Exhibition Review: Mary Quant: Fashion Revolutionary, Bendigo Art Gallery

A trailblazer with energy, flair and ambition.

Mary Quant is the infamous founder of 1960 London’s ‘Chelsea Look’ – hot pants, mini skirts and super-high hemlines. Even more significantly, she was a pioneer of global retail distribution and mass marketing, propelled by the appeal of her irreverent character – an early ‘influencer’. Bendigo Art Gallery’s current exhibition Mary Quant: Fashion Revolutionary showcases the fashion giant’s impressive body of work, personality and legacy. 

As Victoria, and the world, emerge into a ‘new normal’, there is an intriguing timeliness to studying a fashion revolution born in a post-war era. In response to a period of austerity, combined with women’s new found working lives and liberation, Quant’s designs are explosive in colour, innovation and design. 

Beginning with a glimpse of 14-year old Quant’s sketch book, the exhibition is thoughtfully curated as it walks the viewer through the evolution of both an era and a career. Starting on High Street, London in Mary Quant’s first physical store BAZAAR, moving through the beginning of the exhibition feels like entering a 1960s department store, similar to those evoked in Mad Men. Quant’s dynamic window displays are carefully recreated: a mannequin dressed in ruffled Victorian bathing shorts walks a lobster on a leash. A suit is tailored from Victorian-printed curtains. 

Dispersed throughout the exhibition are short, black and white films that show that behind the brilliant designer was an astute business woman, a visionary in all senses. The exhibition builds from gallery-white walls to shifting coloured perspex to a bold runway layout, emanating Quant’s signature fashion shows held in townhouses in London – electric and fast-paced, overstimulating displays of music, colour and movement. 

The latter part of the exhibition has the sacred feeling of walking through a personal or private collection. In 2018, the Victoria and Albert Museum launched the #WeWantQuant campaign, a call out for garments and personal stories from the real people who wore her clothes. These particular pieces are accompanied by black and white photographs of the owners of the pieces on loan. This is one of the most compelling parts of the exhibition, documenting what these garments really meant to the working people who bought them. A woman in the sixties wasn’t allowed to hold a bank account without a male relative’s written permission; purchasing her own clothing was an act of defiance. These pieces have clearly been treasured, some worn by multiple generations of women, across different cities and creative careers. 

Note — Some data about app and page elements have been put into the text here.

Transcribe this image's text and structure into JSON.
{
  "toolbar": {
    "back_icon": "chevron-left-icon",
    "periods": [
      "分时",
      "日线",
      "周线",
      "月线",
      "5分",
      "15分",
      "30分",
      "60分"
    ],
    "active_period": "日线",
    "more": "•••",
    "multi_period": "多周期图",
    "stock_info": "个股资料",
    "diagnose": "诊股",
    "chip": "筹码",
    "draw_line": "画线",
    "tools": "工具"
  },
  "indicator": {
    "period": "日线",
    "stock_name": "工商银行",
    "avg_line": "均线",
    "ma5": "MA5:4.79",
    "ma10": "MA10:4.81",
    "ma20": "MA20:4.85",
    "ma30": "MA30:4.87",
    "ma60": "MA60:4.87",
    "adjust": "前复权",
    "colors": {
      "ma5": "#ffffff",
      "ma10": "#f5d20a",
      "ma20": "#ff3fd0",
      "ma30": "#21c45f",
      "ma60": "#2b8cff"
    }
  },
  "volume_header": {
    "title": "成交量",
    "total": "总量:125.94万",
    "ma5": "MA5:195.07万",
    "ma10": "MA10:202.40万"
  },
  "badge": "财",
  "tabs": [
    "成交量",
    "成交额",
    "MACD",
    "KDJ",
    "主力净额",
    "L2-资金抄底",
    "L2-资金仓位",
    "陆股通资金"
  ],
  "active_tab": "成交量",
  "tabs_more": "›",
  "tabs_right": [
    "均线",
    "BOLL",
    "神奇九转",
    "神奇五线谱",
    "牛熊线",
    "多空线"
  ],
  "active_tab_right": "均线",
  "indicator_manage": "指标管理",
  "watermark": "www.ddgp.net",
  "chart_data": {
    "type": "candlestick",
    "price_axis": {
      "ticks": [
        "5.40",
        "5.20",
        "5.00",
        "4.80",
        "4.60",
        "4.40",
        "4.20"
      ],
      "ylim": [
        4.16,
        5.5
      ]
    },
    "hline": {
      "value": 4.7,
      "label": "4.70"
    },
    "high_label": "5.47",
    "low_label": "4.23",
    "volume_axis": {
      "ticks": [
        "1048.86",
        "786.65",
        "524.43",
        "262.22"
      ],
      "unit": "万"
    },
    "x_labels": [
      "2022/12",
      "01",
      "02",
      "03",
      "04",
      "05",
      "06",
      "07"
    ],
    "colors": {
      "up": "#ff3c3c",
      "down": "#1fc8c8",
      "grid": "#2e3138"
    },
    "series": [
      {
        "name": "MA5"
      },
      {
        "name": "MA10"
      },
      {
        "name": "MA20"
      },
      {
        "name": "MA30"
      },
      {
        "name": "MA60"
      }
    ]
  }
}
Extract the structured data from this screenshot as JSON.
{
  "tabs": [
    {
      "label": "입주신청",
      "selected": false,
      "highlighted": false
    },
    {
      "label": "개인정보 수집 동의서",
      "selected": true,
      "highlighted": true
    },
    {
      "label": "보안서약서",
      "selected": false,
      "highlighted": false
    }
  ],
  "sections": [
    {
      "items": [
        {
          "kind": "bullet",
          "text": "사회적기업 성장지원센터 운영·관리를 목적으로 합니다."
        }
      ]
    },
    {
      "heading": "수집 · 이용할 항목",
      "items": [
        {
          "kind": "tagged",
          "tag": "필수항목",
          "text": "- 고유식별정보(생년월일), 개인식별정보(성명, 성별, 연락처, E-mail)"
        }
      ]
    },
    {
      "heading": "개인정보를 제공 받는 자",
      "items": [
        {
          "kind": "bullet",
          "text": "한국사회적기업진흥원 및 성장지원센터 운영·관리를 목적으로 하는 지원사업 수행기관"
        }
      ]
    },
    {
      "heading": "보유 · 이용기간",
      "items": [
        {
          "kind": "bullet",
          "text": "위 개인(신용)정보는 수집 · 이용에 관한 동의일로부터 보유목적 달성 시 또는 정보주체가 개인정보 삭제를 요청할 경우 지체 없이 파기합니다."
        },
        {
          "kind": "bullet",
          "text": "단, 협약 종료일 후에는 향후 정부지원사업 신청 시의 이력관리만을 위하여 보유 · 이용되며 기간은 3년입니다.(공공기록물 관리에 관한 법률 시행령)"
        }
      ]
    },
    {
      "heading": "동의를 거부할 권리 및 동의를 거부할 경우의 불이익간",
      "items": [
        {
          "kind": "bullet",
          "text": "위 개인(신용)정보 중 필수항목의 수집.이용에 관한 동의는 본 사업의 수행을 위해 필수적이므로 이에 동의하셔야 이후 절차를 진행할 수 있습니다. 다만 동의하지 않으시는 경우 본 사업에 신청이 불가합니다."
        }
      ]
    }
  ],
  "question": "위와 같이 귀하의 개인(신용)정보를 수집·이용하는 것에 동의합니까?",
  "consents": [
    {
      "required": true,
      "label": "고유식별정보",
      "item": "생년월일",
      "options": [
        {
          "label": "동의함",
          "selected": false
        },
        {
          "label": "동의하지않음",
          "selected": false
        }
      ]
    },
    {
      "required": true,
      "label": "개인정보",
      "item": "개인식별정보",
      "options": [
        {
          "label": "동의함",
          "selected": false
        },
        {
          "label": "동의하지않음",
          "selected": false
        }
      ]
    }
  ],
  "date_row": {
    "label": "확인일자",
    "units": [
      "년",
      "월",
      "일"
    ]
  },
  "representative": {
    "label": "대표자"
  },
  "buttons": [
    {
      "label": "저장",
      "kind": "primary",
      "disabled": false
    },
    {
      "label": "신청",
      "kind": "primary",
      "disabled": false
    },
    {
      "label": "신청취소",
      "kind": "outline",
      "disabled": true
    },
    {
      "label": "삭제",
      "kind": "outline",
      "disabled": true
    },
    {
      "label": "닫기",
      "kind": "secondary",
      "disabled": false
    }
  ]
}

Unfortunately, the exhibition does little to critically engage with the privilege and class issues of some of Quant’s designs, and the problematic legacy that is born from revolutionising mass production of clothing. Quant re-appropriates working- class uniforms, such as a butcher’s apron described as ‘humorous’, and the use of materials like sail cloth and hessian, only to sell them at exorbitant prices. The fashion industry is responsible for 10% of all global carbon emissions, with this amount expected to grow. 

It does, however, provoke questions about this moment in our own time, and how we, the audience, might make good of this shift to trans-seasonal, or seasonless, clothing, and interrogate the systems that perpetuate fast fashion and climate destruction. 

Quant is quoted in the exhibition as saying, ‘Fashion is a tool to compete in life outside the home’. While the exhibition raises troubling questions about the legacy of mass production, after a year of cancelled seasons and comfortable leggings, it does feel pretty damn good to celebrate clothes.

4 stars: ★★★★

Mary Quant: Fashion Revolutionary
Bendigo Art Gallery
Tickets: $12- $25
20 March – 11 July, 2021

Mia-Francesca McAuslan
About the Author
Mia-Francesca McAuslan is a writer and researcher living on Dja Dja Wurrung and Taungurung land. She has worked for the Wheeler Centre for Books, Writing and Ideas, and the Emerging Writers' Festival, and is a former co-editor of the Australian Audio Guide. She is currently undertaking a PhD in practice-led research in creative writing, with a focus on homesickness and ecocriticism.    Instagram: mia_mcauslan